• _What to produce_: Go through the entries, filter for the word "icon", and copy every line that has it.

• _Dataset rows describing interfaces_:
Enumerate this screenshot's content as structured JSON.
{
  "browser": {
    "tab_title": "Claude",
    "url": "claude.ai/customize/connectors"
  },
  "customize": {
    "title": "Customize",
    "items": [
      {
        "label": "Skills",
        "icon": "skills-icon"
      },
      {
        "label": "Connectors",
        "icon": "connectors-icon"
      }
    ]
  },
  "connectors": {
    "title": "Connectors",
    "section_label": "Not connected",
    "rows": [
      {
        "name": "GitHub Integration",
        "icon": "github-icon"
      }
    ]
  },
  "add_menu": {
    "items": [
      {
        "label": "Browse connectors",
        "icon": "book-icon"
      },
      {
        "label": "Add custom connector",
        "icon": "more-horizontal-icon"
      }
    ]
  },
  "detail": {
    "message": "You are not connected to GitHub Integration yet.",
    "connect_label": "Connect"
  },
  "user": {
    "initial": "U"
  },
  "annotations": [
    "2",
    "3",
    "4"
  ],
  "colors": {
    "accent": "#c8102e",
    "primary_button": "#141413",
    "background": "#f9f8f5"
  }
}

• _Finished task_:
        "icon": "skills-icon"
        "icon": "connectors-icon"
        "icon": "github-icon"
        "icon": "book-icon"
        "icon": "more-horizontal-icon"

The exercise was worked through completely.